He concentrates on taste and smell. We still know relatively little. But he is alive to what we now call flavours and the distinction between tastes and flavours. He knows that. Try thinking of the flavour of an onion: what is that? Is the flavour of an onion salt plus something else. If so what? There is no arithmetic to give you the flavour, and yet he wants to say we recognise these, as he said, not simple but single flavours — onion or mint or cinnamon or raspberry. He wants to put that issue to the side. Sibley simply points out that the whole point of chefs with their classic dishes is their reproducibility.

The same is true of perfumes — Chanel No. People go to great lengths in the drinks industry to make sure that Johnnie Walker Black Label still tastes the same way that it should do. So, reproducibility is some part of identifying the tastes of that whiskey, or the smell of that perfume, or the classic dish. Charles is one of those people who, in a very early stage of my thinking about this topic, made me understand just how multisensory our experiences of flavours are.
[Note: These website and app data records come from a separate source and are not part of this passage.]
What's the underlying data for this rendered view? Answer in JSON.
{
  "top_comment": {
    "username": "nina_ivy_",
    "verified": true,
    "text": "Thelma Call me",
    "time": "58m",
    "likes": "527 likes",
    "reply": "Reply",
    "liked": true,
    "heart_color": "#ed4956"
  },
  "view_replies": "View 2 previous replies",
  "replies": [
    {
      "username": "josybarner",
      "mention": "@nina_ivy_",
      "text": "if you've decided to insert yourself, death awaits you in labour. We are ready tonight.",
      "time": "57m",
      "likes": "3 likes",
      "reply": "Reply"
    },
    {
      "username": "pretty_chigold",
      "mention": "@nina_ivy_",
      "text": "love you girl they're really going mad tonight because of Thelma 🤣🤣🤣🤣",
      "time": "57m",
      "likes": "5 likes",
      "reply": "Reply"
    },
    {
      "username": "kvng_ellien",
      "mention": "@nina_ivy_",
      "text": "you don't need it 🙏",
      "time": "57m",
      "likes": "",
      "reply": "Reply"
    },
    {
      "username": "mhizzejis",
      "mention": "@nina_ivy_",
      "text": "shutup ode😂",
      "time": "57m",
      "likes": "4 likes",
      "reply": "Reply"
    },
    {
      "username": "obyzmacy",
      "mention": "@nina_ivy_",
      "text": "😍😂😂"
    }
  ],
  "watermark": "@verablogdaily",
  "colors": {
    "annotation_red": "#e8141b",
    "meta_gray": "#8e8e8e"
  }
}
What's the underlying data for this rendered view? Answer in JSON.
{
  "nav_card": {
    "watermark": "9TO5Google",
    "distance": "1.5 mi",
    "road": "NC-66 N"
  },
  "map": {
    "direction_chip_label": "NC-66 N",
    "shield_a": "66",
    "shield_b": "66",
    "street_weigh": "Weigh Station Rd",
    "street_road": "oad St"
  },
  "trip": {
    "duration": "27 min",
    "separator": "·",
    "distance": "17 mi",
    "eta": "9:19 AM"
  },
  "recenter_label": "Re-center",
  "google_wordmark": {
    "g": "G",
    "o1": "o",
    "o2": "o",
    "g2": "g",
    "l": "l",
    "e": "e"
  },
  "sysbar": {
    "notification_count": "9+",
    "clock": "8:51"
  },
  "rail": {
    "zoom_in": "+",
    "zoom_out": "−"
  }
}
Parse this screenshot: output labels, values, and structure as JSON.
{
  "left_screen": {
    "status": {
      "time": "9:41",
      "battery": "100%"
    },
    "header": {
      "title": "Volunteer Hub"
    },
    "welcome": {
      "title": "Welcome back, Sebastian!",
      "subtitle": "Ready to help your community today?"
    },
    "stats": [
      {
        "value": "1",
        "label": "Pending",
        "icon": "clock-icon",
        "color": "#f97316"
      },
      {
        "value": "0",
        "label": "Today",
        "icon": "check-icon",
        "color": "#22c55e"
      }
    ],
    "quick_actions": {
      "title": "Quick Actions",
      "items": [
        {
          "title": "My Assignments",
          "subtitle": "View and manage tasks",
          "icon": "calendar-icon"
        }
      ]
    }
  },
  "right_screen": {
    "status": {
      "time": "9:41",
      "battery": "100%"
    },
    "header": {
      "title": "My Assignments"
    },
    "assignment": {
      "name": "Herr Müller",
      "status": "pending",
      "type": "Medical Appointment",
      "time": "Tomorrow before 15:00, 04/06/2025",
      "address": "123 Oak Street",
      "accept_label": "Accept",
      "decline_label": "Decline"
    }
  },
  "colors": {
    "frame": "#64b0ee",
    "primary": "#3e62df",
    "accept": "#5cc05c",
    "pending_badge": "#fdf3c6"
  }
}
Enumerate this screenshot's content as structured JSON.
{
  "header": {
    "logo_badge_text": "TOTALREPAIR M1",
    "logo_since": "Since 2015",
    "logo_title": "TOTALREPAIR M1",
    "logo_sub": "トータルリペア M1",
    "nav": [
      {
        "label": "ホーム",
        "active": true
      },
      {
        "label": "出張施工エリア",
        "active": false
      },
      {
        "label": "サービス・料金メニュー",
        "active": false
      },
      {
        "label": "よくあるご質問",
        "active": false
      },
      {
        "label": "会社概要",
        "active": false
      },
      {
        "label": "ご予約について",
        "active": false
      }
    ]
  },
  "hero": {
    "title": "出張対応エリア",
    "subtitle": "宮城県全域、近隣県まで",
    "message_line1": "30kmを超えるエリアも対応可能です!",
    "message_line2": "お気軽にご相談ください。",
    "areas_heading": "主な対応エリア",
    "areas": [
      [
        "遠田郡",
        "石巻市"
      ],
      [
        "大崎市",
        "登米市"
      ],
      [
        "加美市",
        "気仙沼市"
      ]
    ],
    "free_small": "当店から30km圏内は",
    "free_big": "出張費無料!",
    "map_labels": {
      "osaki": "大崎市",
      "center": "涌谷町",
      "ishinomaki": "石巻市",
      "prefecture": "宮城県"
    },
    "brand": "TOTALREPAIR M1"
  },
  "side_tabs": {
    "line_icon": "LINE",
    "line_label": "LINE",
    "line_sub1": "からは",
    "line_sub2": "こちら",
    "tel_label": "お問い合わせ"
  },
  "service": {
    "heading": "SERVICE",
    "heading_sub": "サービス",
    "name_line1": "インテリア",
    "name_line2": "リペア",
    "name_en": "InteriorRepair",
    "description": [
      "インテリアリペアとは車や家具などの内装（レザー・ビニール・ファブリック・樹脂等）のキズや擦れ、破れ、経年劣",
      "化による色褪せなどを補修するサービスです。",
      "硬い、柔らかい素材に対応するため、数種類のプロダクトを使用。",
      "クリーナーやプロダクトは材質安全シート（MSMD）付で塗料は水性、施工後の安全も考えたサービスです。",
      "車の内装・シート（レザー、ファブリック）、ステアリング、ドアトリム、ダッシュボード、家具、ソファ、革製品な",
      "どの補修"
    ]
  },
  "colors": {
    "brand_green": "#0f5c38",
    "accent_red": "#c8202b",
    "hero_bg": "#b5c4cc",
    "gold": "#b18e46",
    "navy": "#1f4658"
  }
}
Charles wrote some classic articles about the identification of the multisensory elements that enter into and fuse together to give us a unified perception of flavour. He taught us how taste and smell combine; he tells us how touch makes an impact. So, all of these neurological systems combine, but they combine to create a unified experience of flavour. We need to get below the level of our own introspection and find out how things are working to produce these effects in us.